Independence: A lack of independence as people get older can impact their dietary intake. Reliance on others for shopping can lead to someone eating the same foods each week. Being able to see what food options are available can stimulate an interest in food.

Medication: Many older people take a range of medications. Side effects from these can cause a reduced appetite. It is important not to stop taking a medication that has been prescribed, but GP or pharmacists can review medications if it is felt these are impacting food intake.

Specialist diet: As people get older they may develop dental issues such as poor teeth or ill-fitting dentures which can lead to difficulties chewing or swallowing. Management may include restricting certain foods previously enjoyed due to texture and may require a softer diet. Any swallowing difficulties should be discussed with a GP who can refer to a speech and language therapist for a swallowing assessment and specialist advice if required.​

How to help prevent and/or manage undernutrition in older people?

Unplanned weight loss can be a sign of malnutrition/undernutrition. If scales are not available, look out for other signs of weight loss such as clothes becoming loose or rings and jewellery no longer fitting.​ Many older people have tried to follow a healthy diet throughout their lives, but when malnutrition becomes a concern the normal guidelines for healthy eating don’t apply, and it may be necessary to adapt the diet to make sure energy intake is adequate.​

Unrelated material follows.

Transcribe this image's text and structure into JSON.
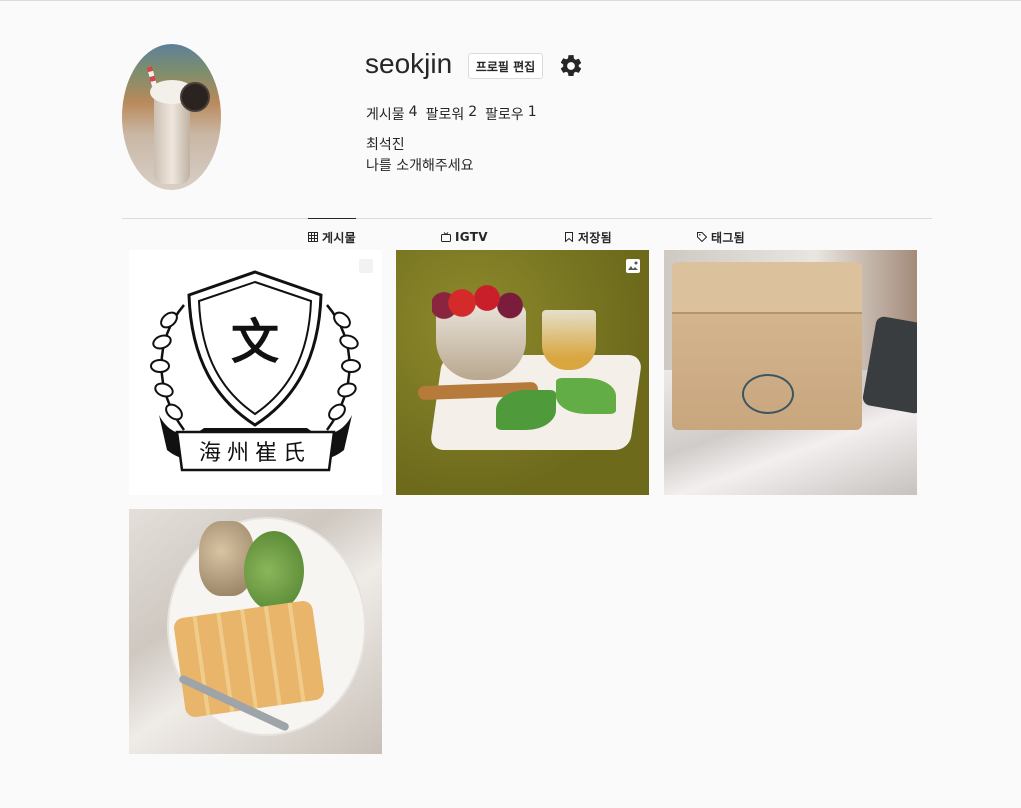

​ Increase energy intake:​

  • Switch to full fat dairy products including milk, yoghurts, cheese and spreads​
  • Try milky drinks such as hot chocolate, milky coffees, milkshakes or malt based drinks​
  • Have a milk based pudding after lunch and evening meal such as custard, rice pudding or semolina​
  • Eat little and often: aim for 3 small meals and 2-3 snacks per day
  • Fortify foods by adding extra butter, milk, cream and cheese to every-day meals​
  • Make the most of opportunities to eat in a social environment such as at community groups or with family and friends as this can encourage eating and drinking​
  • Help to increase interest in food if an older person is unable to get to the shops, e.g. looking at supermarket websites​
  • Try to base meals and snacks around foods that are preferred and enjoyed rather than aiming for a perfect balance every day. When we are presented with a food we love we are more inclined to eat it! 

Speak to your GP and ask for a referral to a dietitian if you are worried about malnutrition in yourself or someone you care for.

Ways to use Pro-Cal™ powder and/or Pro-Cal shot™ to increase nutritional intake:

Pro-Cal shot is a low volume, high energy oral nutritional supplement that can be taken in small amounts throughout the day to increase energy (calorie) and protein intake. One 120ml bottle of Pro-Cal shot contains 400kcals and 8g protein and it can be used in a variety of ways to increase nutritional intake in older people:​

  • Add banana or strawberry flavour Pro-Cal shot to smoothies or milkshakes. Pro-Cal shot neutral flavour can be added to hot chocolate or milky coffees.​
  • Boost the nutritional content of soups and puddings by adding neutral flavour Pro-Cal shot ​

Take Pro-Cal shot via a medicine cup in small doses spread throughout the day​ ​ Pro-Cal powder is a neutral tasting high energy powder that can be added to foods and drinks to boost their energy and protein content. Pro-Cal powder provides 100kcals and 2g protein in each 15g serving.​

  • Add into yoghurts and puddings​ Sprinkle over moist meals such as mashed potato, casseroles and soups​
  • Add to breakfast cereals like Weetabix, Ready Brek or Porridge​ ​

This piece was written in conjunction with a specialist dietitian from the UK.​

Pro-Cal shot and Pro-Cal powder are Foods for Special Medical Purposes and must be used under medical supervision. Suitable from 3 years of age onwards. ​

Pro-Cal shot contains Milk (Milk Protein, Lactose) and Soya (Soya Lecithin). Pro-Cal powder contains Milk (Milk protein, lactose)

Top Tips to aid dietary intake in older people:

Eat little and often – small meals and snacks are easier to manage

Increase nutritional content of foods by adding extra butter, milk, cream and cheese

Take nutritional supplements as prescribed – these should be treated as importantly as medications. Set an alarm to remind you if required